Most importantly, when eating street food don’t forget: take your Travelan.
Tip #5 – Do as the Locals do, Eat Where the Locals Eat
Dining at restaurants where you see many locals is a good indication that the food is probably safer, tastier, and more affordable. Avoid tourist trap eateries that make “local” dishes (but altered for the western pallet) at all costs. These are the restaurants that have big pictures and displays of each dish on the menu out front and virtually no local diners. It may be tempting because of their promise of air conditioning and free WiFi, but it’s just not worth the risk (and the food usually isn’t as great either.)
When visiting the Jema el Fnna square in Marrakech, Morocco, I wanted to buy some fresh-squeezed orange juice from one of the vendors (Morocco is known for having amazing oranges.) There must have been at least 10 orange juice stalls all within the same vicinity of each other, all seemingly the same. I decided to go with the stall that had the most local patronizing it, and I (and my stomach) were very happy with that choice.
The local rule also includes keeping to the authentic cuisine while eating at hotels and restaurants and avoiding western dishes like pizza and the like. I know the comfort food of home might be missed from time to time, but the same sanitization and cooking knowledge doesn’t always apply, and the lack of ingredients that are not native to the country means it’s usually not the freshest.

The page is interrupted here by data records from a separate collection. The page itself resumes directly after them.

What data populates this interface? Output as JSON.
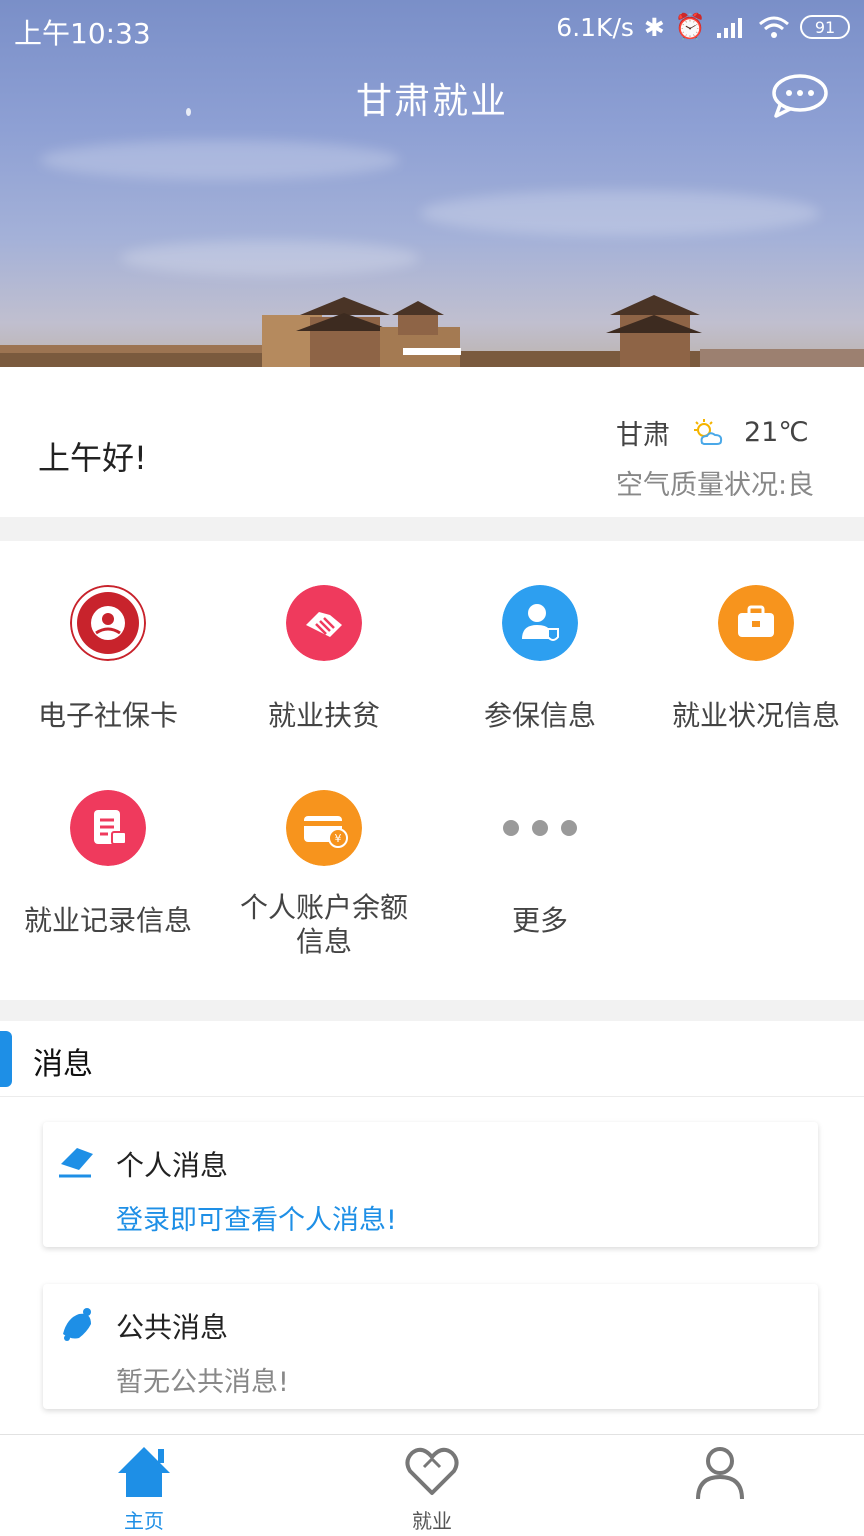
{
  "status_bar": {
    "time": "上午10:33",
    "speed": "6.1K/s",
    "battery": "91"
  },
  "header": {
    "title": "甘肃就业"
  },
  "greeting": {
    "hello": "上午好!",
    "city": "甘肃",
    "temperature": "21℃",
    "air_quality": "空气质量状况:良",
    "weather_icon": "partly-cloudy-icon"
  },
  "services": [
    {
      "label": "电子社保卡",
      "icon": "social-security-card-icon",
      "color": "#c8232c"
    },
    {
      "label": "就业扶贫",
      "icon": "handshake-icon",
      "color": "#ef3a5d"
    },
    {
      "label": "参保信息",
      "icon": "user-shield-icon",
      "color": "#2d9ff0"
    },
    {
      "label": "就业状况信息",
      "icon": "briefcase-icon",
      "color": "#f7941d"
    },
    {
      "label": "就业记录信息",
      "icon": "clipboard-icon",
      "color": "#ef3a5d"
    },
    {
      "label": "个人账户余额\n信息",
      "icon": "yuan-card-icon",
      "color": "#f7941d"
    },
    {
      "label": "更多",
      "icon": "more-dots-icon",
      "color": "#9a9a9a"
    }
  ],
  "messages": {
    "title": "消息",
    "personal": {
      "title": "个人消息",
      "text": "登录即可查看个人消息!",
      "text_color": "#1e8fe6"
    },
    "public": {
      "title": "公共消息",
      "text": "暂无公共消息!",
      "text_color": "#888888"
    }
  },
  "bottom_nav": [
    {
      "label": "主页",
      "active": true
    },
    {
      "label": "就业",
      "active": false
    },
    {
      "label": "",
      "active": false
    }
  ],
  "colors": {
    "accent": "#1e8fe6"
  }
}
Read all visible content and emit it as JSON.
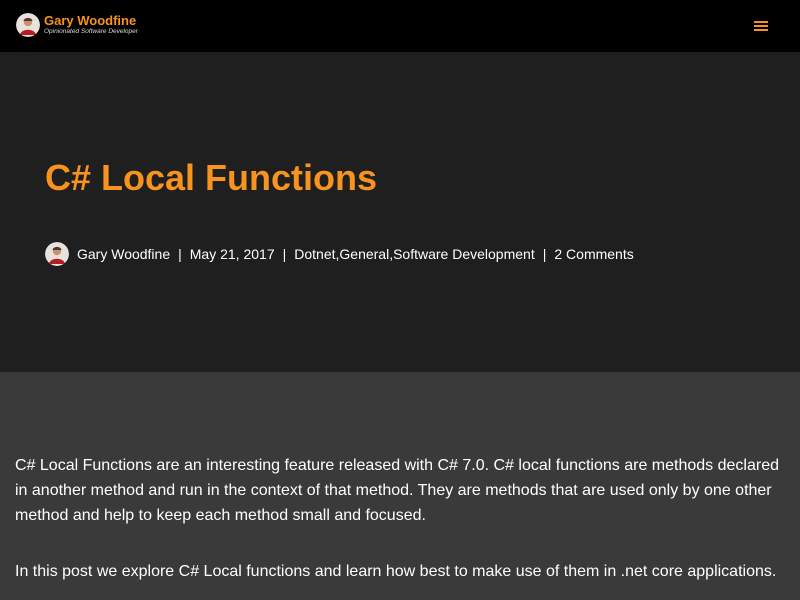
{
  "header": {
    "brand_name": "Gary Woodfine",
    "brand_tagline": "Opinionated Software Developer",
    "avatar_icon": "author-avatar-icon",
    "menu_icon": "hamburger-menu-icon",
    "accent_color": "#f7931e"
  },
  "post": {
    "title": "C# Local Functions",
    "author": "Gary Woodfine",
    "separator": "|",
    "date": "May 21, 2017",
    "categories": [
      "Dotnet",
      "General",
      "Software Development"
    ],
    "category_separator": ", ",
    "comments": "2 Comments"
  },
  "content": {
    "paragraphs": [
      "C# Local Functions are an interesting feature released with C# 7.0. C# local functions are methods declared in another method and run in the context of that method. They are methods that are used only by one other method and help to keep each method small and focused.",
      "In this post we explore C# Local functions and learn how best to make use of them in .net core applications."
    ]
  }
}
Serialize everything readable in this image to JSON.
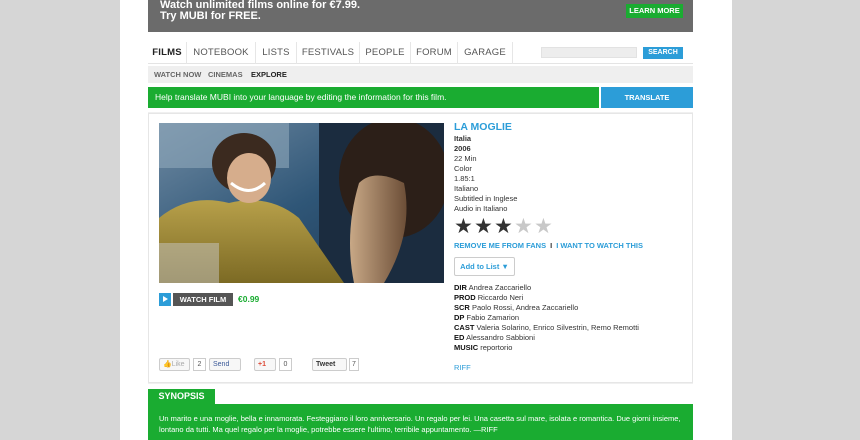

Another good practice to adopt for eating like locals is to eat during peak hours (local meal times) when the food is fresh and not prepped and sitting out for hours. This might mean eating at a time you’re not used to, say if the local custom is to eat dinner later or earlier than your usual. If a restaurant is popular but empty, the food might not be as fresh as prepped food could be sitting out for long periods of time. It’s better to eat when it is busy and the food is being made to order.
Tip #6 – Wash Your Hands!
Maybe you implemented all these tips, took your Travelan, and still got sick. All these recommendations are moot if we are the ones that are causing our own travel sickness. Bacteria can end up on our hands and then transferred to the food we eat thus causing us stomach troubles.
This is why it’s so important to thoroughly wash your hands with warm water and soap before every meal. It’s also a good idea to carry a small bottle of alcohol-based hand sanitizer for when you’re eating street food or other snacks and meals on the go. This is the last and final tip yet one of the most crucial because lack of proper hygiene can cause diarrhea and other stomach ailments just as much as any of the above.
If you’ve taken all the necessary precautions, took Travelan, washed your hands and STILL got sick, the most important thing to do is to drink plenty of fluids with electrolytes to avoid dehydration. If symptoms are severe, persist, or if you have a high fever, seek medical attention immediately.
We’ve all been there when suddenly, a wave of nausea hits as sweat drips from your forehead and your insides feel like they are being pulled in every direction, while simultaneously turning upside down as you race to find the nearest bathroom. There is no better way to ruin your vacation than swapping your epic views in the beautiful outdoors for the confines of your hotel room. If you want to make the most out of your next trip without severely limiting yourself to what you can eat, follow these tips and bring a box (or two or three) of Travelan with you, your stomach will definitely thank you.